It looks like Google CEO Eric Schmidt has invested in PocketGear, a potential competitor to the Android Market. Could an acquisition be in the future?
According to Android Police, PocketGear has sent out a letter to developers saying that Google’s head has invested.
PocketGear is an independent mobile app store that serves multiple platforms, including Android, BlackBerry, Symbian and Windows Mobile. A more fair description would be calling it a rival of companies like Handango.
The letter to developers said:
We want to help you reach the 20-30% of users that choose to acquire content outside of the Android Marketplace. PocketGear, the world’s largest cross-platform mobile app store, distributes applications online and through on-device app stores with leading handset manufacturers, carriers, and media brands worldwide. Eric Schmidt, CEO of Google, believes in us and is one of our most recent investors. (not yet announced)
Having third-party app stores is one of the beauties of Android, but it’s unclear how big this market will be. Many mainstream customers find side-loading apps to cumbersome and carriers like AT&T don’t even allow its Android customers use third-party app stores.
If true (we’re still waiting on official word from Google), Schmidt’s investment could point to an eventual acquisition. We know the search giant isn’t afraid to buy companies if it could help it down the road. Heck, Android itself was brought about after an acquisition.

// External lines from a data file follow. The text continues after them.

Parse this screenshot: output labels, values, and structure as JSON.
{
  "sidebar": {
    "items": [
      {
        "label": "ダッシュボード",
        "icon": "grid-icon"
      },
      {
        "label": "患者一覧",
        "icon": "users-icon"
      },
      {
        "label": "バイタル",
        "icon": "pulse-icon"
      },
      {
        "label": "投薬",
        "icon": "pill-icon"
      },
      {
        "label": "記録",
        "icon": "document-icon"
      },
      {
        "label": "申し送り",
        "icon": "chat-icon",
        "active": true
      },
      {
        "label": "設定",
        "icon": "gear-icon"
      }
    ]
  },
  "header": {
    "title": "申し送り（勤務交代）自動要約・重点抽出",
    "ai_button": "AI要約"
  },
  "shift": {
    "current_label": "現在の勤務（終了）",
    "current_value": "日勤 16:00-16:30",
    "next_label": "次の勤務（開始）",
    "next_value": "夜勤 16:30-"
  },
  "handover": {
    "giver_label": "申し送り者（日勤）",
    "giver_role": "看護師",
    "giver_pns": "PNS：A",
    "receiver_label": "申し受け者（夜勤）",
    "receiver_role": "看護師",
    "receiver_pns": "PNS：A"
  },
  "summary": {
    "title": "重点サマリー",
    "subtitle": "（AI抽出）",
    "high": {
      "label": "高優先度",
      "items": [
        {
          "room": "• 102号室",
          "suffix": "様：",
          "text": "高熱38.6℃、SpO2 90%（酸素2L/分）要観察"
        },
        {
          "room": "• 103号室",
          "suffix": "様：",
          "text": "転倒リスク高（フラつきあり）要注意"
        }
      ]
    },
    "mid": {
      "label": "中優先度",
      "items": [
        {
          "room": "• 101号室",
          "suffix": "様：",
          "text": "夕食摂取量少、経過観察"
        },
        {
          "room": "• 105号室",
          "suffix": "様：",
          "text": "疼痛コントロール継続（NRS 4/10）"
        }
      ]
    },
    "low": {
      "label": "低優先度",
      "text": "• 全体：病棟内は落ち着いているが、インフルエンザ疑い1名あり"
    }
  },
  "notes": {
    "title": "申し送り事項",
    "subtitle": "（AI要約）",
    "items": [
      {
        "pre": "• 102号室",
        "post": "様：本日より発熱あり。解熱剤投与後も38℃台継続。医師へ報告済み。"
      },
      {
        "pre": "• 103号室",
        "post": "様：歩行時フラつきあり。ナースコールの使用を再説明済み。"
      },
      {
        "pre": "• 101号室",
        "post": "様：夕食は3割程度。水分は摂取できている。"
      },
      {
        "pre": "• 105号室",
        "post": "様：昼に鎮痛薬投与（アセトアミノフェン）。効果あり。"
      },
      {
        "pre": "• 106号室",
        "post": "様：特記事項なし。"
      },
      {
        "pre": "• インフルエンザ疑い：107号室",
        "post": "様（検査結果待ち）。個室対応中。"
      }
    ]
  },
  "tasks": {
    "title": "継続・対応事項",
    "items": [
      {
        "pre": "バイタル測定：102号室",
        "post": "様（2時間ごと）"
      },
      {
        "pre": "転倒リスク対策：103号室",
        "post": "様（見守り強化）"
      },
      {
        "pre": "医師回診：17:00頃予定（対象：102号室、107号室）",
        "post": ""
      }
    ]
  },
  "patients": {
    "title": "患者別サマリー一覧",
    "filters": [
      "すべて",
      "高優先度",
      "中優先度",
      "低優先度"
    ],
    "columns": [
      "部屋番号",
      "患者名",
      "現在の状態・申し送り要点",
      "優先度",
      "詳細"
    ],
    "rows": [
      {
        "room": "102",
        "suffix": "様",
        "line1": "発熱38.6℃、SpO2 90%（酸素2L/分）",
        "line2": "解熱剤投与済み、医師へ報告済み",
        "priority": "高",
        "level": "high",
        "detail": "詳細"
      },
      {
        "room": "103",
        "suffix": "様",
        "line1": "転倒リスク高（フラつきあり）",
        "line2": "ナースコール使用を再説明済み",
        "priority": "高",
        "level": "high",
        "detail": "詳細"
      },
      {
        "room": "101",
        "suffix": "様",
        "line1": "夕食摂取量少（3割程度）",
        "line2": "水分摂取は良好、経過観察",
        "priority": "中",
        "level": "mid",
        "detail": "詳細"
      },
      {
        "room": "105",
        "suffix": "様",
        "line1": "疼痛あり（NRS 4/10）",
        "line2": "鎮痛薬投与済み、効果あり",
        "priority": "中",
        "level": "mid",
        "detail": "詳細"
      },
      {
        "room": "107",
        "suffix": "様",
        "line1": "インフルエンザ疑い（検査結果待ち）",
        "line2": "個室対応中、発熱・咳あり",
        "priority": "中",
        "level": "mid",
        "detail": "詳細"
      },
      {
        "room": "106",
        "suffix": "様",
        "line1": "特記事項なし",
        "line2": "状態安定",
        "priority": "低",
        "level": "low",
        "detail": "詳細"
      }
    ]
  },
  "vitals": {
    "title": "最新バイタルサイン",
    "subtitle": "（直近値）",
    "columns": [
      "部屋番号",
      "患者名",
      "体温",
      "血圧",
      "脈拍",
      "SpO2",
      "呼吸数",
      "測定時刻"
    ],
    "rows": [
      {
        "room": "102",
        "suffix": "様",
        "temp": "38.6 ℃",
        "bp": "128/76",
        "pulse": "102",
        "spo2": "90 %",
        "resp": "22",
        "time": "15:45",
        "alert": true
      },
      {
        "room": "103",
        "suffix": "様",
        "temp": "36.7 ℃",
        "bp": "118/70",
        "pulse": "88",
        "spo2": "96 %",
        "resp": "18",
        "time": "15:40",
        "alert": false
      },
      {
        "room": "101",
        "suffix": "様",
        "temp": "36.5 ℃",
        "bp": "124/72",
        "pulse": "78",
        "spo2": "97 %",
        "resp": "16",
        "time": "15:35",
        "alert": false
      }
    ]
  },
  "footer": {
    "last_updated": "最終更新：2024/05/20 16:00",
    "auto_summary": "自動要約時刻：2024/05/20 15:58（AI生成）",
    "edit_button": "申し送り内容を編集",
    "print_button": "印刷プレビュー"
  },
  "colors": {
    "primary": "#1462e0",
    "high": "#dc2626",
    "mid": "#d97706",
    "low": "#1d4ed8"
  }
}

One thing is certain, we should start to see some improvements to the app market for the little, green robot and I’m very happy to see that. The 2.2 version, or Froyo, already improves discovery, as you’ll finally get a suggestion if you misspell an app name.
Looking further down the road, we know that Google will use the technology it acquired from Simplify Media to enable users to stream music from your home library and push apps from your desktop to the handset.
[Via Android Police]